Source material:
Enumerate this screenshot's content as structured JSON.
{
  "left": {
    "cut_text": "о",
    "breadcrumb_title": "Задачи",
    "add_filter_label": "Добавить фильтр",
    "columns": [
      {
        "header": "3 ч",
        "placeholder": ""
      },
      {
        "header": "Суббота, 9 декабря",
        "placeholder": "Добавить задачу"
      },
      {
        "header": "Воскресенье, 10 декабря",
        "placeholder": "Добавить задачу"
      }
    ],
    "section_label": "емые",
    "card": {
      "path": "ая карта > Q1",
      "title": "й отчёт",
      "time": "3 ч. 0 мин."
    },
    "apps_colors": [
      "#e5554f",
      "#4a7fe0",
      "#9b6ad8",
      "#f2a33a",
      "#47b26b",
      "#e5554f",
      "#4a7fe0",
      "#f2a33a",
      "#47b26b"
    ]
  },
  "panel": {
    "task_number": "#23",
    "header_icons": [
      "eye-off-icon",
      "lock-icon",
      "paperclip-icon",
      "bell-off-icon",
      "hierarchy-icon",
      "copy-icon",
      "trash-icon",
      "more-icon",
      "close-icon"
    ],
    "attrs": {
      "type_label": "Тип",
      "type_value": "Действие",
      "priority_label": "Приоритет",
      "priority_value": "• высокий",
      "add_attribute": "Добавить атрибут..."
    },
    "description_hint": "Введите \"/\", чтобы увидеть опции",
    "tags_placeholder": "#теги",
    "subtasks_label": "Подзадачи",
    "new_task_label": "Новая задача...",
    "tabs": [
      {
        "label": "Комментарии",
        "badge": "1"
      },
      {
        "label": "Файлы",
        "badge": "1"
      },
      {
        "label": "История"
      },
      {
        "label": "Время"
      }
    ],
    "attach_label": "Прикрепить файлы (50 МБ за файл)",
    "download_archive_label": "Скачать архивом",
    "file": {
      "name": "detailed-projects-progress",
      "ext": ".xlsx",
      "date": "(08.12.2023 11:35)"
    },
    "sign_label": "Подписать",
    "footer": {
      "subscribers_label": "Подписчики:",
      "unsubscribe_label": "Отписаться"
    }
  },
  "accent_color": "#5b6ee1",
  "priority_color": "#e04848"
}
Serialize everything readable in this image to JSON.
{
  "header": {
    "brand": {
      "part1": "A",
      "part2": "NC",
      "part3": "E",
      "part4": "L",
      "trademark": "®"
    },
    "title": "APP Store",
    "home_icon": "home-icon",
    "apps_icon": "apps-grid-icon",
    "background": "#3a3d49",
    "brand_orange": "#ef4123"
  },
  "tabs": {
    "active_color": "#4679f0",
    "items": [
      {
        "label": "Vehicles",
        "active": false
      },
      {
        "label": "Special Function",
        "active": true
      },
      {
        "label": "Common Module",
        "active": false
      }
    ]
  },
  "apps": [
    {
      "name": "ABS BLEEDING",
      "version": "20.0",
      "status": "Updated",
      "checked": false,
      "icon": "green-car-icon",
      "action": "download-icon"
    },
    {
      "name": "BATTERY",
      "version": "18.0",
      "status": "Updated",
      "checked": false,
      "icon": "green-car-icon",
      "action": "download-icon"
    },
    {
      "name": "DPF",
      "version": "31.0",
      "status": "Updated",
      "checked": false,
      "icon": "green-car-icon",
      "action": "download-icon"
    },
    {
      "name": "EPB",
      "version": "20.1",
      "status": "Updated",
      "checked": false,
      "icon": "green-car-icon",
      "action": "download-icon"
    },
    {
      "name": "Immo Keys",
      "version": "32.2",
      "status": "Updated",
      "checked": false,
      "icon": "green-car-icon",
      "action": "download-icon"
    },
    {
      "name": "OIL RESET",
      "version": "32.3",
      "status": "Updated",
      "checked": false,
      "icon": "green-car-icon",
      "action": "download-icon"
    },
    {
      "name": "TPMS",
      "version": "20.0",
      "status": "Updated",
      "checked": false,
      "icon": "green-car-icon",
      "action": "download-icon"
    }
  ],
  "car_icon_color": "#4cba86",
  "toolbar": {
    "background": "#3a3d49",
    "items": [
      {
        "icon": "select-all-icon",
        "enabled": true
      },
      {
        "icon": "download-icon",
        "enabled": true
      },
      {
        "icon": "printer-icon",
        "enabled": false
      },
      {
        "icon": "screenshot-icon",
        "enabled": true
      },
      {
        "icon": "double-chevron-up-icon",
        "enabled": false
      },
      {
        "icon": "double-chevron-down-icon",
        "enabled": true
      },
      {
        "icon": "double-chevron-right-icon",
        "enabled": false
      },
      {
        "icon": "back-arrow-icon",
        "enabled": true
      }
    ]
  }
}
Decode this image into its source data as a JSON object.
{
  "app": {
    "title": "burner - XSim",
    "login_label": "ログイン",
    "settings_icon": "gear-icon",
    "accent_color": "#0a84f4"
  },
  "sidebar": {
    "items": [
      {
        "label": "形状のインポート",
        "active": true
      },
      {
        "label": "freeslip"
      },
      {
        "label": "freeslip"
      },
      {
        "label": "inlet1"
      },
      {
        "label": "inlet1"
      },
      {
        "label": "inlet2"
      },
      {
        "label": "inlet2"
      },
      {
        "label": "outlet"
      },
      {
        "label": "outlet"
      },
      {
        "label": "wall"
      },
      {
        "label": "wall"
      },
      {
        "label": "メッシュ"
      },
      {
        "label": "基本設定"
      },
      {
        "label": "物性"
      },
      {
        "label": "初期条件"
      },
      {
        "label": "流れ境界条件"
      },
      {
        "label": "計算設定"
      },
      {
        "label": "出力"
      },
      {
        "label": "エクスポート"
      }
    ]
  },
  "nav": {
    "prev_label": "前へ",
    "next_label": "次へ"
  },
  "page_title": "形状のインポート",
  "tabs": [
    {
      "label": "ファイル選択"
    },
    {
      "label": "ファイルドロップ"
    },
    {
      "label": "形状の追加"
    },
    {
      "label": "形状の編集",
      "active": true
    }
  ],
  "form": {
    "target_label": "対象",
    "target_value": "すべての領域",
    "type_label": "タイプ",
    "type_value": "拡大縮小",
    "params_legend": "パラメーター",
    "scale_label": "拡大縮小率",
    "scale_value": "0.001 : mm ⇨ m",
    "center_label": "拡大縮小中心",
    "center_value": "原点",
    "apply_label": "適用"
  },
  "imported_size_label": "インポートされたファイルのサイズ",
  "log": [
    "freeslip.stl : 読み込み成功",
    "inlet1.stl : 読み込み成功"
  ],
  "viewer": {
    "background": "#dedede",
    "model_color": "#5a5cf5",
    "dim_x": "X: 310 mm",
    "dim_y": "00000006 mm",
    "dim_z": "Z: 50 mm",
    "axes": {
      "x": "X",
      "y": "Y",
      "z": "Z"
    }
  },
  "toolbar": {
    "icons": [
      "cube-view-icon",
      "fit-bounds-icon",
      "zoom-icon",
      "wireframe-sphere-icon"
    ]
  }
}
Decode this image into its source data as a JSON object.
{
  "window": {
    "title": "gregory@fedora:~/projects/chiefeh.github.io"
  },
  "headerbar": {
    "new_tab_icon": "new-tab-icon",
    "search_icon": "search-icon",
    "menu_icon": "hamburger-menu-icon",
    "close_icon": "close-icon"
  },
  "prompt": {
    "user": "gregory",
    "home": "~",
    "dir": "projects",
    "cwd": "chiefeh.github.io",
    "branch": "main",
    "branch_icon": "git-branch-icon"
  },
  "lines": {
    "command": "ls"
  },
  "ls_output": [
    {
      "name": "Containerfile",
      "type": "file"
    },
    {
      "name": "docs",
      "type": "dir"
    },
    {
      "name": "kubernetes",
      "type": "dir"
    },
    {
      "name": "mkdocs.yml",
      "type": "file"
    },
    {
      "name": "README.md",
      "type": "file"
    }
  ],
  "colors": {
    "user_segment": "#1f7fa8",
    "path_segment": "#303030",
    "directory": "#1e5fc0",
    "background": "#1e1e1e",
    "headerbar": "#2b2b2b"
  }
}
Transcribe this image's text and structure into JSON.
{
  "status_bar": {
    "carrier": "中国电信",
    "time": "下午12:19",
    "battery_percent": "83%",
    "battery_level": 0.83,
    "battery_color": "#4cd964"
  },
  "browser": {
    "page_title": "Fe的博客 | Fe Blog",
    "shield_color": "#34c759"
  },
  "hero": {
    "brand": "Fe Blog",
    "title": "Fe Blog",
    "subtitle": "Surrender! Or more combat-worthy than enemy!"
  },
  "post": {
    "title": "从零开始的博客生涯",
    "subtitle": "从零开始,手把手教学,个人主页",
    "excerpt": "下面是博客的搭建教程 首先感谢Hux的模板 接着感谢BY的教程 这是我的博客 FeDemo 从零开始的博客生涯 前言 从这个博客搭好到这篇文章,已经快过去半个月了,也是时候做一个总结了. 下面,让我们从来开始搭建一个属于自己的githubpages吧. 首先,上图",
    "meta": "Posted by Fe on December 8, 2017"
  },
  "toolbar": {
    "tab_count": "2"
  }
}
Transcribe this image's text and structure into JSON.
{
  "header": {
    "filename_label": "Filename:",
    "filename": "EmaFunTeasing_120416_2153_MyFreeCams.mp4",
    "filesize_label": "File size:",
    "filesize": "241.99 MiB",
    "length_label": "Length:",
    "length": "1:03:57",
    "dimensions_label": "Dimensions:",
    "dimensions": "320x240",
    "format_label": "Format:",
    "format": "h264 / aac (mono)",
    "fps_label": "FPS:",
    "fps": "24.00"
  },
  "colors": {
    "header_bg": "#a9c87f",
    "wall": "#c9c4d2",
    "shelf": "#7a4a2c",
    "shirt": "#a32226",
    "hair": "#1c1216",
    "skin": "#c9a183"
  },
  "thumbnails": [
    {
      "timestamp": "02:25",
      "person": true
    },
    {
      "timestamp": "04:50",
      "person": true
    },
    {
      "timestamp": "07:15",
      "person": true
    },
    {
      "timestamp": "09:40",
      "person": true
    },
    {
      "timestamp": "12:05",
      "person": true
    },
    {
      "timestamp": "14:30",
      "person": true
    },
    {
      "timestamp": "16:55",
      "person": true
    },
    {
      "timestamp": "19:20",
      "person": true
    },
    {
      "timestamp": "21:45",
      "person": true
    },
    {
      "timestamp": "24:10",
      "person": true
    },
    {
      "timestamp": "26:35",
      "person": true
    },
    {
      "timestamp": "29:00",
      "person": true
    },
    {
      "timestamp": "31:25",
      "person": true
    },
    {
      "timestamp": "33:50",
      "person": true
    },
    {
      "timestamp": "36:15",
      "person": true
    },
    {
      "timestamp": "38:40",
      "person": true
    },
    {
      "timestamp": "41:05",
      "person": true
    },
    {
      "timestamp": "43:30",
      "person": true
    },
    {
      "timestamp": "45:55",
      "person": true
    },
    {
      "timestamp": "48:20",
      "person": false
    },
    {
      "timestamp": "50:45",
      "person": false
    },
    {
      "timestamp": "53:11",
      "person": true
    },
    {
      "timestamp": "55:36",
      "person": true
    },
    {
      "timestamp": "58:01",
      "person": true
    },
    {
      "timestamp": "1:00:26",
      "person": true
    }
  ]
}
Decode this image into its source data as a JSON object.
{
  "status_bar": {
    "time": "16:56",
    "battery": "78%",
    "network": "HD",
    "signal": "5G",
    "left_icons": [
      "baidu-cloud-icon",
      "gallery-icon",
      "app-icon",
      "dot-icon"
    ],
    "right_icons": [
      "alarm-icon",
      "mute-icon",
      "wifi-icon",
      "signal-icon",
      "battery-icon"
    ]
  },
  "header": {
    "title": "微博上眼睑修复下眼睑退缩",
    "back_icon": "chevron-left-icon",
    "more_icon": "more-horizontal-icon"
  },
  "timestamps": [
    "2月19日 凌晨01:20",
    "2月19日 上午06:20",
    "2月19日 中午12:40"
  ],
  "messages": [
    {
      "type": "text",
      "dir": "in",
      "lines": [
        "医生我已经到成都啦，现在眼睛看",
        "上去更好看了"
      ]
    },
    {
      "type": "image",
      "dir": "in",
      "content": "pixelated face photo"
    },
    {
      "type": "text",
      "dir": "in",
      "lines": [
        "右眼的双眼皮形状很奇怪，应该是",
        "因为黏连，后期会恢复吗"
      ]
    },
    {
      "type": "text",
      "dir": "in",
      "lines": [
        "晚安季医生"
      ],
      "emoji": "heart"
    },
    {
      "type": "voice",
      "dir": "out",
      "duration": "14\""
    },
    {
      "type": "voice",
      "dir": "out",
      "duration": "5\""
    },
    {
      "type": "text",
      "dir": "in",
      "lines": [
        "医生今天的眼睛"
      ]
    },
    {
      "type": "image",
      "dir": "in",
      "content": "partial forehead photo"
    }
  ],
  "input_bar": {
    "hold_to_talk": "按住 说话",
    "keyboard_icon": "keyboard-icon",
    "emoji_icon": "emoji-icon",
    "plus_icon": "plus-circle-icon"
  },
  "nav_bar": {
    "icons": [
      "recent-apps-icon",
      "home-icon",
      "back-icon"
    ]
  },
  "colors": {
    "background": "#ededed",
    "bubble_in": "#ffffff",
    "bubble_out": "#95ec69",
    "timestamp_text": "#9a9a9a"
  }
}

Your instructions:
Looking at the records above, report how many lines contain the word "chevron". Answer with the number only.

Solved exercise:
4